Refine your packaging and paper recycling routine with Recycle BC

We know that British Columbians are good recyclers. In 2019, Recycle BC collected 78% of the material businesses reported they supplied to BC residents, or 185,692 tonnes of residential packaging and paper. We achieved this with your participation – when you set your material out for curbside pickup, recycle in your building’s collection carts, or return material to a depot. You might think of “recycling day” being once a week, or every other week, but we’re hoping to get more BC residents thinking every day is recycling day.

Global Recycling Day, instituted in 2018, falls on March 18 and is a great opportunity to re-focus our collective efforts when it comes to recycling. Whether you’re dedicated to your blue box, or making a commitment to refine your recycling habits, our tips below will help you on your way.

Get familiar with the Recycle BC material list

Woman holding Recycle BC recycling guide

Recycle BC uses a consistent material list for residential packaging and paper collection across the province. Materials are often collected in separate boxes or bags from homes. Depending on where you live that could be a blue box for containers, yellow bag for paper, and grey box for glass. Collection methods can vary – some areas might only use blue boxes while others collect paper and containers in a single bin – so it’s best to check your local guidelines if you have any questions.

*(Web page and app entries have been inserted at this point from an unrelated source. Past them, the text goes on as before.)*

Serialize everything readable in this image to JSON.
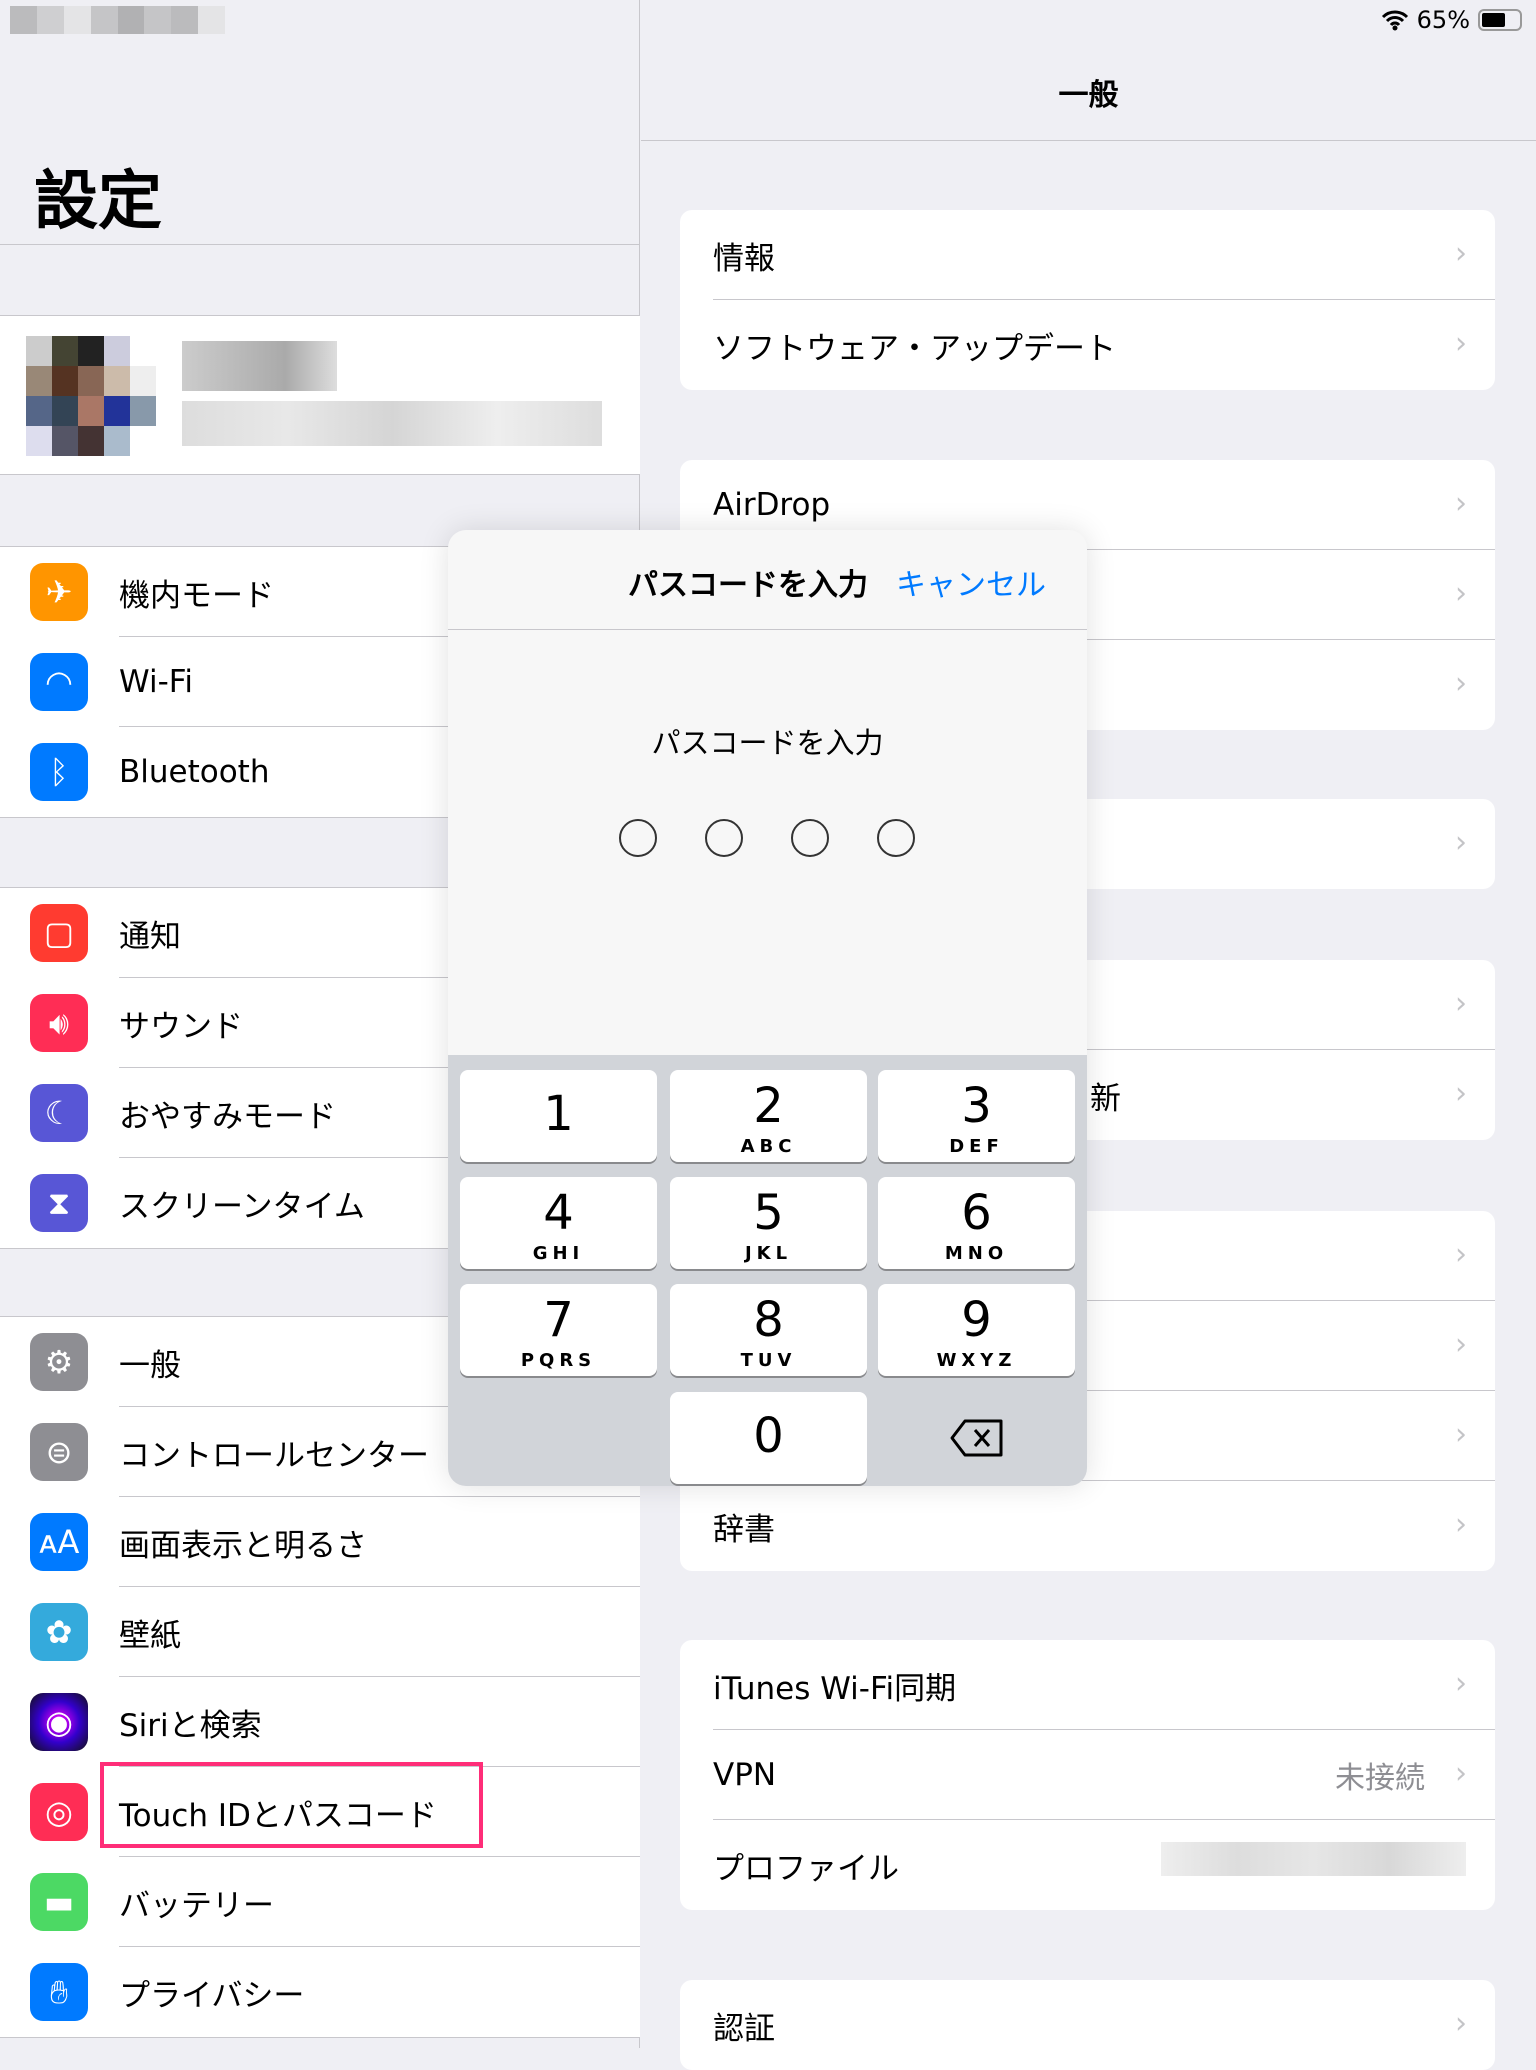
{
  "status": {
    "battery_percent": "65%",
    "battery_level": 0.65,
    "wifi_icon": "wifi-icon"
  },
  "left": {
    "title": "設定",
    "group1": [
      {
        "label": "機内モード",
        "color": "#ff9500",
        "icon": "airplane-icon"
      },
      {
        "label": "Wi-Fi",
        "color": "#007aff",
        "icon": "wifi-icon"
      },
      {
        "label": "Bluetooth",
        "color": "#007aff",
        "icon": "bluetooth-icon"
      }
    ],
    "group2": [
      {
        "label": "通知",
        "color": "#ff3b30",
        "icon": "notification-icon"
      },
      {
        "label": "サウンド",
        "color": "#ff2d55",
        "icon": "speaker-icon"
      },
      {
        "label": "おやすみモード",
        "color": "#5856d6",
        "icon": "moon-icon"
      },
      {
        "label": "スクリーンタイム",
        "color": "#5856d6",
        "icon": "hourglass-icon"
      }
    ],
    "group3": [
      {
        "label": "一般",
        "color": "#8e8e93",
        "icon": "gear-icon"
      },
      {
        "label": "コントロールセンター",
        "color": "#8e8e93",
        "icon": "toggle-icon"
      },
      {
        "label": "画面表示と明るさ",
        "color": "#007aff",
        "icon": "text-size-icon"
      },
      {
        "label": "壁紙",
        "color": "#34aadc",
        "icon": "flower-icon"
      },
      {
        "label": "Siriと検索",
        "color": "#222244",
        "icon": "siri-icon"
      },
      {
        "label": "Touch IDとパスコード",
        "color": "#ff2d55",
        "icon": "fingerprint-icon"
      },
      {
        "label": "バッテリー",
        "color": "#4cd964",
        "icon": "battery-icon"
      },
      {
        "label": "プライバシー",
        "color": "#007aff",
        "icon": "hand-icon"
      }
    ],
    "highlight_color": "#ff2d78"
  },
  "right": {
    "title": "一般",
    "card1": [
      "情報",
      "ソフトウェア・アップデート"
    ],
    "card2": [
      "AirDrop",
      "",
      ""
    ],
    "card3": [
      ""
    ],
    "card4": [
      "",
      "新"
    ],
    "card5": [
      "",
      "",
      "",
      "辞書"
    ],
    "card6": [
      {
        "label": "iTunes Wi-Fi同期",
        "value": ""
      },
      {
        "label": "VPN",
        "value": "未接続"
      },
      {
        "label": "プロファイル",
        "value": ""
      }
    ],
    "card7": [
      "認証"
    ]
  },
  "modal": {
    "title": "パスコードを入力",
    "cancel": "キャンセル",
    "prompt": "パスコードを入力",
    "accent": "#007aff",
    "keys": [
      {
        "n": "1",
        "l": ""
      },
      {
        "n": "2",
        "l": "ABC"
      },
      {
        "n": "3",
        "l": "DEF"
      },
      {
        "n": "4",
        "l": "GHI"
      },
      {
        "n": "5",
        "l": "JKL"
      },
      {
        "n": "6",
        "l": "MNO"
      },
      {
        "n": "7",
        "l": "PQRS"
      },
      {
        "n": "8",
        "l": "TUV"
      },
      {
        "n": "9",
        "l": "WXYZ"
      },
      {
        "n": "0",
        "l": ""
      }
    ],
    "delete_icon": "delete-backspace-icon"
  }
}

Soft plastics (like plastic bags) and foam packaging are always collected separately at depots – more on that in Tip #2!

Our material list is available online and can be accessed as a PDF in five languages. We also have an app that has a material search tool and depot locator. If you live in one of our direct service areas listed on the app web page, you can also check your schedule and set reminders for collection day.

Depot trips

Woman putting re-usable bags with recycling material in trunk of car

Some materials accepted by Recycle BC are not collected in your recycling bins. Material like plastic bags and overwrap, other flexible plastic packaging, and foam packaging are only collected at depots to prevent contamination. These materials can be returned to a Recycle BC depot or a London Drugs at their in-store recycling stations. But what to do with the material in between depot trips?

Woman holding iPhone and scrolling the Recycle BC app

We’ve gathered tips to set aside your materials from our team and BC residents that work in living spaces of all sizes. Many residents include a depot trip as part of their regular errands like grocery shopping trips. Find a depot nearest to you with our online locator, or by using our app.

Sorting to recycle more

Recycling bins under a kitchen sink labeled with Recycle BC material categories

Sorting your material is a key step when recycling. Whether you’re following your local guidelines or returning material to a depot, Recycle BC uses material categories to prevent contamination, ensuring that more of the material collected can be effectively recycled. When you think ‘contamination’, you might picture jars that are half empty, or some paper that’s seen better days – and you’d be correct. But contamination also includes material that is sorted incorrectly, or material this is not even accepted in the Recycle BC program.

To prevent contamination in your home, we’ve created home recycling resources including posters and tip sheets to engage the whole family. We’ve seen some residents tape the material category posters to their recycling containers to show what goes where – a strong visual always helps! Find our home recycling resources on our website, as well as an explanation of contamination types.

If you have any packaging and paper recycling questions, the Recycle BC team is happy to help! You can find us on Twitter, Facebook, and Instagram at @RecycleBC, or drop us an email at If you have questions about material that’s not collected in our program, our friends at the Recycling Council of BC are a great resource:

This post originally appeared on the Modo Co-operative blog as a guest post for Global Recycling Day